The top story on the BBC right now is about an impending food shortage in the Gaza Strip, which has been coping with an Israeli-imposed border closure since Friday. Al Jazeera, in its headline story, reports that hospitals have been hard-hit by the blockade and that sewer systems and water systems will have to shut down soon. The BBC quotes EU officials calling Israel's actions "collective punishment," and organizations like Oxfam, the World Health Organization and the United Nations Relief and Works Agency are warning of serious consequences to public health.

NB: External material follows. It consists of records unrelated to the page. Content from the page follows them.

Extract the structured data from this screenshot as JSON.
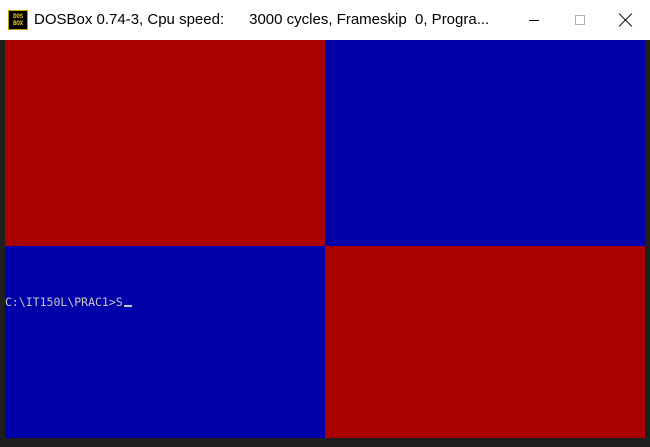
{
  "window": {
    "title": "DOSBox 0.74-3, Cpu speed:      3000 cycles, Frameskip  0, Progra...",
    "icon": "dosbox-icon",
    "icon_text": [
      "DOS",
      "BOX"
    ],
    "controls": [
      "minimize-icon",
      "maximize-icon",
      "close-icon"
    ]
  },
  "screen": {
    "colors": {
      "top_left": "#aa0000",
      "top_right": "#0000aa",
      "bottom_left": "#0000aa",
      "bottom_right": "#aa0000",
      "text": "#c8c8c8"
    },
    "prompt": "C:\\IT150L\\PRAC1>S"
  }
}
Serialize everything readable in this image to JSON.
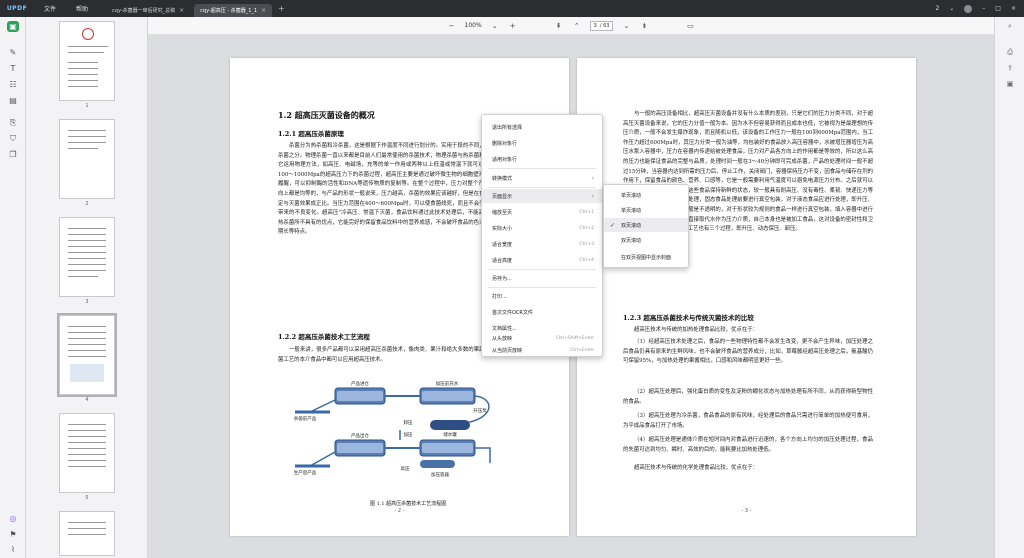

So what does the New York Times have to say about the situation? Their article on the Gaza fuel shortages is the sixth international story listed, not even making the front page of their Web site. (Interestingly, the top story from the Middle East today is about Israel deciding to promote electric cars.) The story appears not to have been updated today, reporting that the "temporary" closure has caused a fuel shortage, which will "affect" hospitals, water and sewage treatment facilities. Israeli officials are quoted saying there is no crisis and that the power plant was shut down basically to get attention. The Times has not mentioned that the UN may have to halt food distribution, nor has it reported on the international criticism of the blockade. The voices of international humanitarian organizations, who seem to be unanimously concerned for the fate of Gaza's 1.5 million residents, are conspicuously absent from their coverage.